ANCASTER, Ontario — Scott Piercy is discovering that not everything you dislike is bad for you.
After two rounds in the Canadian Open, Piercy had a share of the lead with William McGirt – and had seen just about enough of Hamilton Golf and Country Club.
“This golf course takes the juices out of it for me,” Piercy said Friday after following his opening 8-under 62 with a 67 to match the tournament 36-hole scoring record at 11-under 129.
McGirt had a 67 in the second round on the classic Harry S. Colt-designed course.
Robert Garrigus was two strokes back after a 66, and Bo Van Pelt was 9 under after a 66. Tim Clark, Vijay Singh and Josh Teater were 8 under. Clark had a 62, Singh shot 67, and Teater 65.
Bud Cauley had a 63 to join Troy Matteson and Camilo Villegas at 7 under. Villegas had a 64, and Matteson shot 68.

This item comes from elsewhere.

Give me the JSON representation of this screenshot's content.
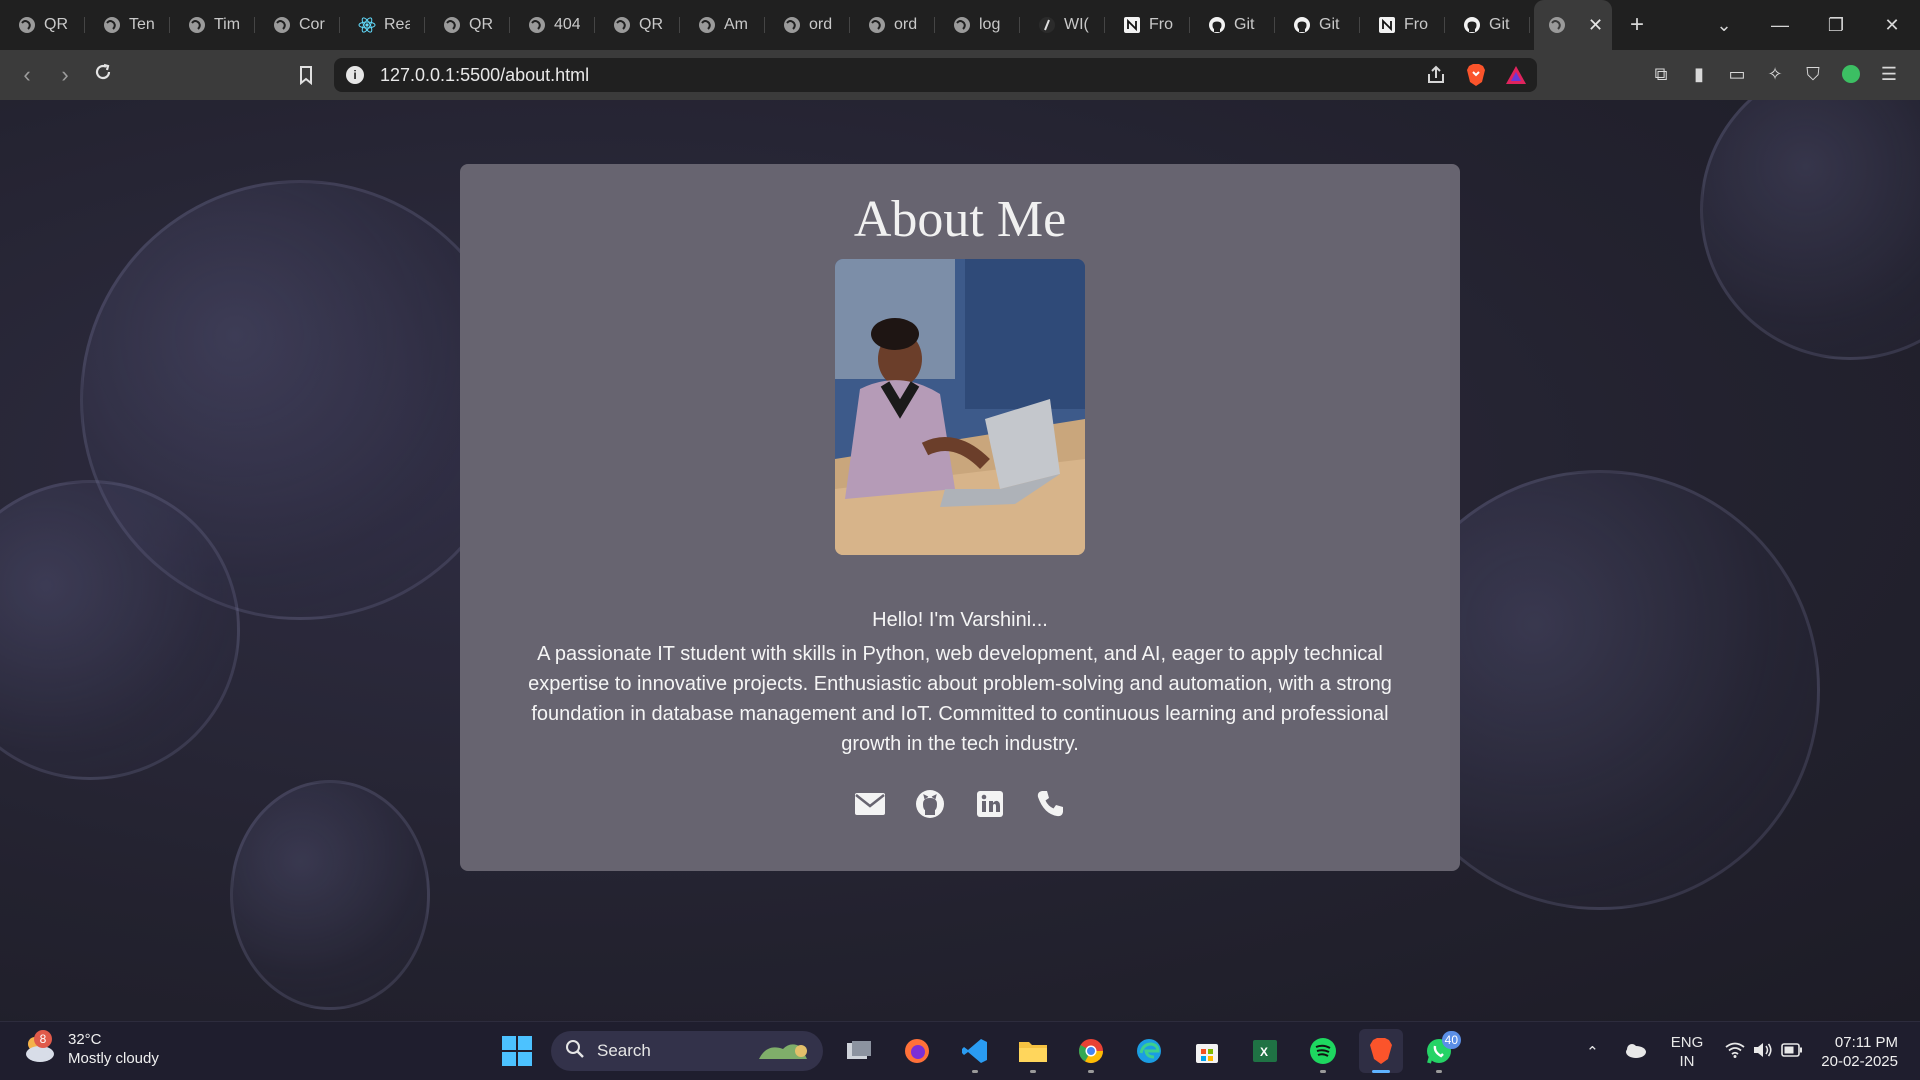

British Open champion Ernie Els missed the cut with rounds of 72 and 70.
“It’s unfortunate I didn’t have my game with me,” Els said. “There’s always next time.”

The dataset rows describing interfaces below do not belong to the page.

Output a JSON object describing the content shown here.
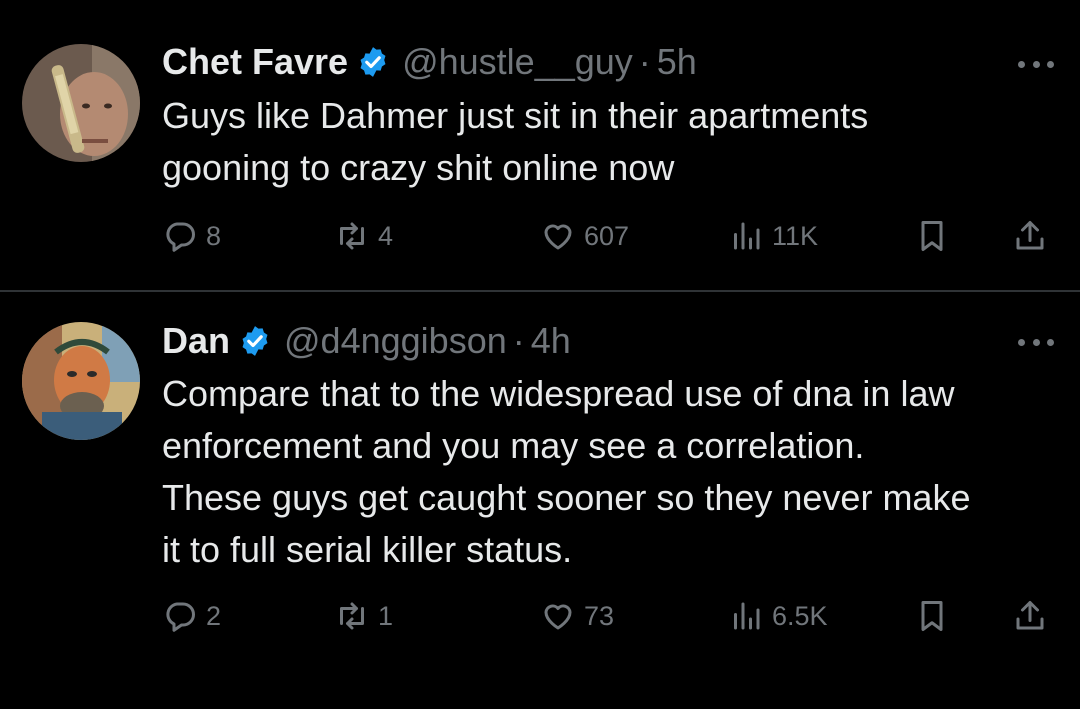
{
  "tweets": [
    {
      "author": {
        "name": "Chet Favre",
        "handle": "@hustle__guy",
        "verified": true
      },
      "separator": "·",
      "time": "5h",
      "text": "Guys like Dahmer just sit in their apartments\ngooning to crazy shit online now",
      "stats": {
        "replies": "8",
        "reposts": "4",
        "likes": "607",
        "views": "11K"
      }
    },
    {
      "author": {
        "name": "Dan",
        "handle": "@d4nggibson",
        "verified": true
      },
      "separator": "·",
      "time": "4h",
      "text": "Compare that to the widespread use of dna in law\nenforcement and you may see a correlation.\nThese guys get caught sooner so they never make\nit to full serial killer status.",
      "stats": {
        "replies": "2",
        "reposts": "1",
        "likes": "73",
        "views": "6.5K"
      }
    }
  ],
  "icons": {
    "reply": "reply-icon",
    "repost": "repost-icon",
    "like": "heart-icon",
    "views": "views-icon",
    "bookmark": "bookmark-icon",
    "share": "share-icon",
    "more": "more-icon",
    "verified": "verified-badge-icon"
  },
  "colors": {
    "background": "#000000",
    "text": "#e7e9ea",
    "secondary": "#71767b",
    "verified": "#1d9bf0",
    "divider": "#2f3336"
  }
}
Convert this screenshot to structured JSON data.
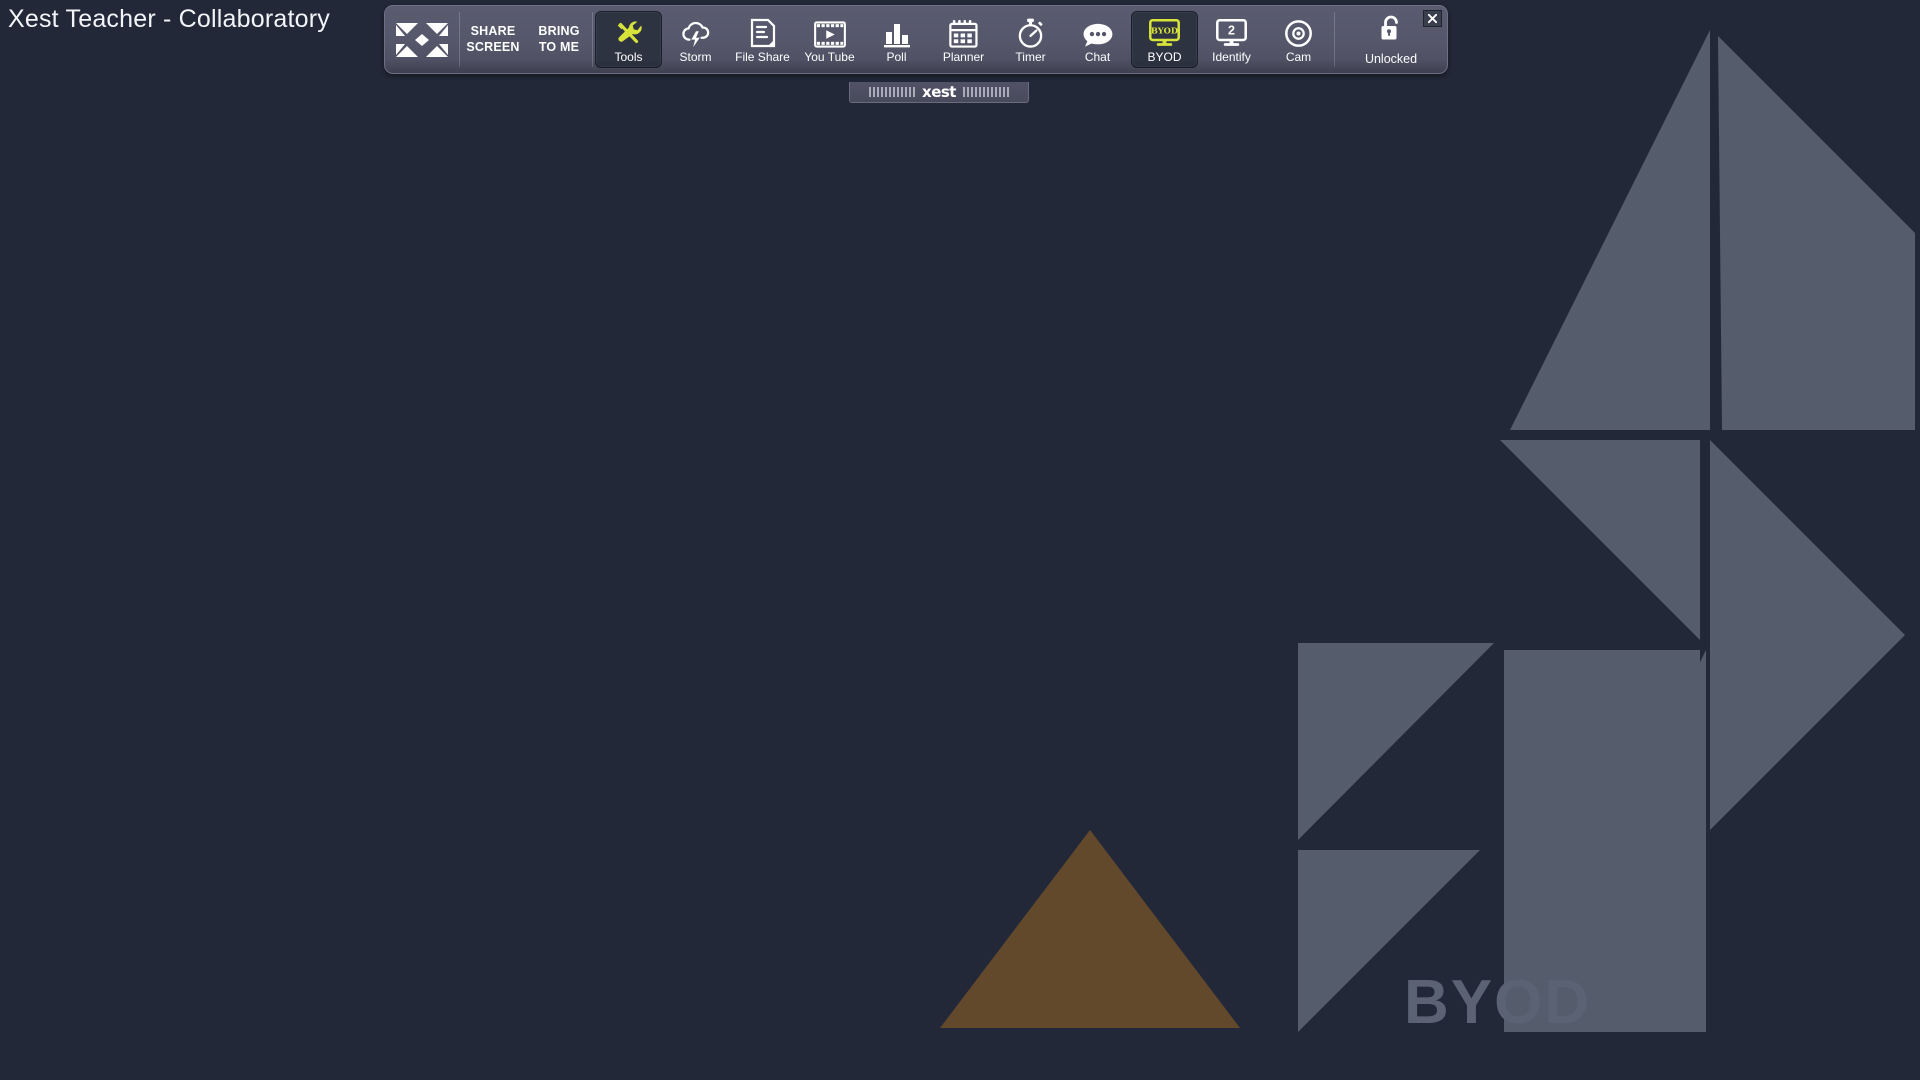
{
  "desktop": {
    "title": "Xest Teacher - Collaboratory",
    "background_color": "#222838",
    "watermark_label": "BYOD",
    "watermark_color": "#5b6274",
    "accent_color": "#d7e23a",
    "triangle_color": "#63492c"
  },
  "toolbar": {
    "logo_name": "xest-logo",
    "text_buttons": [
      {
        "line1": "SHARE",
        "line2": "SCREEN",
        "name": "share-screen"
      },
      {
        "line1": "BRING",
        "line2": "TO ME",
        "name": "bring-to-me"
      }
    ],
    "items": [
      {
        "label": "Tools",
        "icon": "tools-icon",
        "active": true
      },
      {
        "label": "Storm",
        "icon": "storm-icon",
        "active": false
      },
      {
        "label": "File Share",
        "icon": "file-share-icon",
        "active": false
      },
      {
        "label": "You Tube",
        "icon": "youtube-icon",
        "active": false
      },
      {
        "label": "Poll",
        "icon": "poll-icon",
        "active": false
      },
      {
        "label": "Planner",
        "icon": "planner-icon",
        "active": false
      },
      {
        "label": "Timer",
        "icon": "timer-icon",
        "active": false
      },
      {
        "label": "Chat",
        "icon": "chat-icon",
        "active": false
      },
      {
        "label": "BYOD",
        "icon": "byod-icon",
        "active": true
      },
      {
        "label": "Identify",
        "icon": "identify-icon",
        "active": false,
        "badge": "2"
      },
      {
        "label": "Cam",
        "icon": "cam-icon",
        "active": false
      }
    ],
    "lock": {
      "label": "Unlocked",
      "icon": "unlocked-padlock-icon"
    },
    "close": {
      "icon": "close-icon",
      "label": "X"
    }
  },
  "drag_handle": {
    "word": "xest"
  }
}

The tight, tree-lined layout demands precision and often forces players to play it safe.
“This golf is boring golf for me,” said Piercy, the Reno-Tahoe Open winner last year for his lone PGA Tour title. “I’m not going for it. I’m not trying to put my foot on the accelerator. I’m kind of touch and go.”
McGirt was in much better spirits after a round that included a 50-foot birdie putt from the fringe on No. 8. He’s winless on the PGA Tour, and cautious about getting too far ahead of himself.
“There are still 36 holes left,” McGirt said. “There is a lot of golf left.”
Van Pelt sent up a roar when he holed out from 143 yards for eagle on No. 9 – his last hole of the day. Clark reeled off six birdies and added a holed-out eagle of his own to match the course record with the 62.
Rain left the greens soft and receptive, and gave players the opportunity to lift, clean and place their golf balls in the fairway for both rounds. With more rain expected early Saturday, a compressed third round will be played with threesomes going off both tees.
Five of the 23 Canadian players survived the cut, led by David Hearn. He was seven strokes back after his second straight 68.
Jim Furyk, the winner in 2006 at Hamilton and 2007 at Angus Glen, also missed the cut.